If you’re feeling chilly, warm up by growing everything you need for your own cup of tea. Select your favourite flavour and get to work growing these fragrant, delicious herbs.
Sip your cares away with a cup of piping hot chamomile tea. The chamomile plant blooms with fragrant white flowers that can be used fresh or dried to make tea. Growing your own chamomile indoors is quite easy because it’s a low-maintenance plant, but you should try to give it as much light as possible. Use well-draining soil and keep it moist, especially during the germination process. After only 10-14 days, you’ll start seeing sprouts. While the plant isn’t blooming, you can harvest some of the leaves to also use in teas and tinctures.
Is there any better way to end a long day than getting a whiff of lavender? Growing lavender indoors is not only great for its taste and aroma, but it’s also a beautiful plant to have in your home. If you get the growing conditions right, your lavender plant can be a bounty of versatile herbaceous goodness. Lavender can be a little tricky to grow indoors as it requires plenty of sunlight; a grow light can come in handy when growing many herbs indoors. Soak the soil thoroughly and allow it to dry out between waterings, and choose a variety like English lavender, which smells lovely and is known to be the best-tasting.
A steaming cup of peppermint tea is a great way to clear your sinuses and energize yourself naturally. Wild mint can grow very easily in your garden, but you can also grow this delicious herb indoors. Keep the soil moist, but try not to get water on the mint leaves. Peppermint plants are prone to developing rust, so put the misting bottle away and perhaps even try to add some airflow around the plant.
Camellia Sinensis (Tea Shrub)

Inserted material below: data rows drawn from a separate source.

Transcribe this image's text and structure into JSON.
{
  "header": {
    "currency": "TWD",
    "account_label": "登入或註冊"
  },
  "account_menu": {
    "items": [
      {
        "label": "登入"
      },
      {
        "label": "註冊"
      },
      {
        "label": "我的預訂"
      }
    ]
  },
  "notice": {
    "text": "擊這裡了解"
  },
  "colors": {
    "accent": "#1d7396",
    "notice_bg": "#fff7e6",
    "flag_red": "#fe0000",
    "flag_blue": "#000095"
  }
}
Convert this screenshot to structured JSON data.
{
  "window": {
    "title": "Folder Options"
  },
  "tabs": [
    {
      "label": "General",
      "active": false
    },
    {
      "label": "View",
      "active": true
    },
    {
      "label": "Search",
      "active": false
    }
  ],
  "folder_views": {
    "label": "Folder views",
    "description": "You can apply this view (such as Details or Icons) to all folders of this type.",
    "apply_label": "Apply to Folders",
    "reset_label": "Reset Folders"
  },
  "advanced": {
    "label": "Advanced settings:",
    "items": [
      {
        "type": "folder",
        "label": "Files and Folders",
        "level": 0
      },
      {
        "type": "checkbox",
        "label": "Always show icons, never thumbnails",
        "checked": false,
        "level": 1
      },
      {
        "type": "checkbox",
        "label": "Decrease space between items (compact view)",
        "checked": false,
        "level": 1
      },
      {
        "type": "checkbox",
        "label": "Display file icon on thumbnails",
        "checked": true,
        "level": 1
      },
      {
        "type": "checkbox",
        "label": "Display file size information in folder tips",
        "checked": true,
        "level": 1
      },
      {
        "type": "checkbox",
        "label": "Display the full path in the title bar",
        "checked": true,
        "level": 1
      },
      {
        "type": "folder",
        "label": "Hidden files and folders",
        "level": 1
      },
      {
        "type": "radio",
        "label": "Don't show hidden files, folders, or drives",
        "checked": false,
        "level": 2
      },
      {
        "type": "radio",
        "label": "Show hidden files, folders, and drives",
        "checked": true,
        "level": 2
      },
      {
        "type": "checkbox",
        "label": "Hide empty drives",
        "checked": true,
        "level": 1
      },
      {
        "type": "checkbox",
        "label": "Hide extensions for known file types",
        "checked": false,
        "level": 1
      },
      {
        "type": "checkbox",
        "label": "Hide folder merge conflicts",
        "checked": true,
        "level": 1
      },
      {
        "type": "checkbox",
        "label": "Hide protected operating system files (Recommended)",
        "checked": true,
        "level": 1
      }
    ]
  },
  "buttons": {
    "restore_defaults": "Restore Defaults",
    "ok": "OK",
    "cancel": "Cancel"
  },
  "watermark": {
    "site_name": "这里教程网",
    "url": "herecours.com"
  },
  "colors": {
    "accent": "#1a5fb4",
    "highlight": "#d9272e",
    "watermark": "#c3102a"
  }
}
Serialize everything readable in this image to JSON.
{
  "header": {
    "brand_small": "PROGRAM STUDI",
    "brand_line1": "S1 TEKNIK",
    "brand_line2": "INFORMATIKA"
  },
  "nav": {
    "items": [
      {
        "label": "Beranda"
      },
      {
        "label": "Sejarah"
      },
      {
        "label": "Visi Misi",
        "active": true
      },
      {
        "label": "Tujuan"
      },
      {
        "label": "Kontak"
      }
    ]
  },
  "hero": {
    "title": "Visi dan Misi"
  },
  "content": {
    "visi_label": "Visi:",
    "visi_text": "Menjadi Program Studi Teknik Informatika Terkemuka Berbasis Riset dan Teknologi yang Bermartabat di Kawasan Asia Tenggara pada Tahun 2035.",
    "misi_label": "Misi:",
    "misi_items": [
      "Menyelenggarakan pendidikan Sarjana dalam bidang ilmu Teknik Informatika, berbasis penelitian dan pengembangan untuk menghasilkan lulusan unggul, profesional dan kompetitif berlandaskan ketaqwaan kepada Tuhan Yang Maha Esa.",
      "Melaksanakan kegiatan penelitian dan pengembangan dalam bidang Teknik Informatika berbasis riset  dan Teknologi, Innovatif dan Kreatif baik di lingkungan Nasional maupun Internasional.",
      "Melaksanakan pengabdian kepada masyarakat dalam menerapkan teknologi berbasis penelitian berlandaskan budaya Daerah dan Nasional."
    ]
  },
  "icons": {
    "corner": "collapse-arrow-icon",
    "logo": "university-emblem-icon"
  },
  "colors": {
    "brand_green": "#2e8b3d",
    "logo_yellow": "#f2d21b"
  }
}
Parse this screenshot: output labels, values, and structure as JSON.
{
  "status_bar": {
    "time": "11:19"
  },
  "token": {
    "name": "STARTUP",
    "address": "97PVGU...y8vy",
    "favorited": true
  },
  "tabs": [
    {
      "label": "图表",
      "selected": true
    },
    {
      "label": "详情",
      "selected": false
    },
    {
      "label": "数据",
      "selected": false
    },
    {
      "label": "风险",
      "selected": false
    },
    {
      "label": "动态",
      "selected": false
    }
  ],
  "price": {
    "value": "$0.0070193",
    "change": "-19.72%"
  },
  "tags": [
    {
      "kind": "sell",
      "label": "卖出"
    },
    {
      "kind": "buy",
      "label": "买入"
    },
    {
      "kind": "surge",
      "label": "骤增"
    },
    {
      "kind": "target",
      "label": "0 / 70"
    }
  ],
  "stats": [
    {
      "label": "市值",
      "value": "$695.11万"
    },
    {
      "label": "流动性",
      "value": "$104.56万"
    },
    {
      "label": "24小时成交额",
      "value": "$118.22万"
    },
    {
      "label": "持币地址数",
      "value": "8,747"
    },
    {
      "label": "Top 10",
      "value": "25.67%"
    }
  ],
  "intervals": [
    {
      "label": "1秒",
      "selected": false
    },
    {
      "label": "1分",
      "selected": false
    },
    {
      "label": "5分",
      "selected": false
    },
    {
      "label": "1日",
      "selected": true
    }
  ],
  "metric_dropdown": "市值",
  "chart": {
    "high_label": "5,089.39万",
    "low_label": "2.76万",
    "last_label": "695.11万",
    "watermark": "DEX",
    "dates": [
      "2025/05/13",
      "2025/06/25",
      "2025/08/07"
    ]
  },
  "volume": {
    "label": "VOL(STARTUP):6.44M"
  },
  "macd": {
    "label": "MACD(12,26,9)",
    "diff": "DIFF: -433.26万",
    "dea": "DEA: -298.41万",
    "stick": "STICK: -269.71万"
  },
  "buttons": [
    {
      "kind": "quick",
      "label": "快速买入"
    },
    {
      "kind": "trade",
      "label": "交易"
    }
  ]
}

If you’re a true tea aficionado, you can try to grow a Camellia sinensis, also known as a tea shrub. Tea shrubs are responsible for growing the leaves that we commonly use for three of our favourite teas: oolong, black, and green tea. Growing your own tea shrub is a long-term investment. From seed, you’ll have to wait about three years until you can harvest the leaves from the plant, but if you love tea as much as I do, it’s worth the wait! You may be able to buy a plant that is already mature enough to harvest. If not, plant your tea shrub in well-draining, sandy soil along with some sphagnum moss””and since they are only hardy up to zone 7, you will need to bring this plant indoors before the weather gets chilly.
Jasmine plants are the winners when it comes to perfume plants. Jasmine has been prized for centuries, so why not grow this royal plant indoors and treat yourself to the best tea in the world? When planted outside, it attracts hummingbirds and butterflies. When grown inside, it attracts your friends for tea. Certain varieties of jasmine love to climb, so you may want to consider trellising your plant when it gets larger or prune it to a manageable size. Keep your jasmine consistently moist, and remember that it loves hot and humid conditions. Add jasmine flowers to your green tea, or steep them alone.
Lemon balm has incredible versatility for teas and other edible treats. If you’d like to grow it indoors, you’ll want to try to recreate its natural environment. Growing lemon balm indoors will require 5-6 hours of sunlight per day, and keep an eye out for powdery mildew and root rot. This is one herb that you don’t want to flower! Once it flowers, the taste will change and won’t be very palatable. If you spot some flowers beginning to grow, pluck them off. When harvesting your indoor herbs, make sure to never take more than 30% of the leaves for your tea.
Pinkies up! I hope you’ll try your hand at growing indoor plants for tea in Edmonton. If you have any questions, come visit us!